■ Try it: Establish how many lines in the records below include the word "Status"; respond with that number only.
"""
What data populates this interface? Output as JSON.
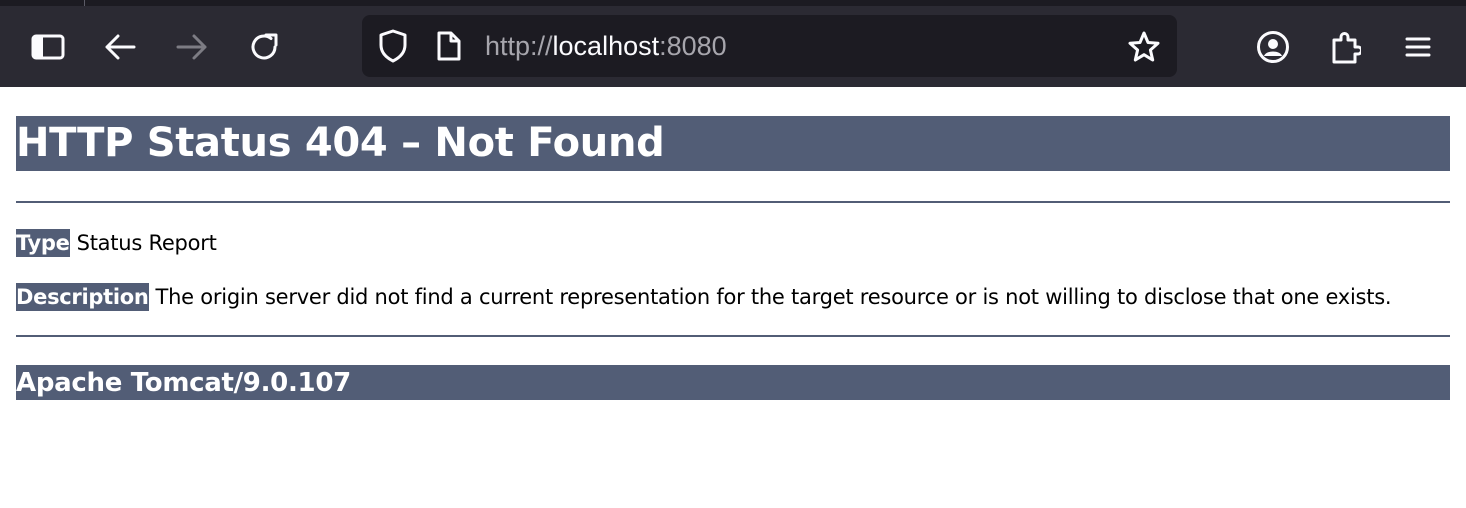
{
  "browser": {
    "url_scheme": "http://",
    "url_host": "localhost",
    "url_port": ":8080",
    "icons": {
      "sidebar": "sidebar-icon",
      "back": "back-arrow-icon",
      "forward": "forward-arrow-icon",
      "reload": "reload-icon",
      "tracking": "shield-icon",
      "page": "page-icon",
      "bookmark": "star-icon",
      "account": "account-icon",
      "extensions": "extensions-icon",
      "menu": "hamburger-menu-icon"
    }
  },
  "page": {
    "title": "HTTP Status 404 – Not Found",
    "type_label": "Type",
    "type_value": "Status Report",
    "description_label": "Description",
    "description_value": "The origin server did not find a current representation for the target resource or is not willing to disclose that one exists.",
    "server": "Apache Tomcat/9.0.107"
  },
  "colors": {
    "accent": "#525d76",
    "toolbar": "#2b2a33",
    "urlbar": "#1c1b22"
  }
}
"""
■ Finished task: 2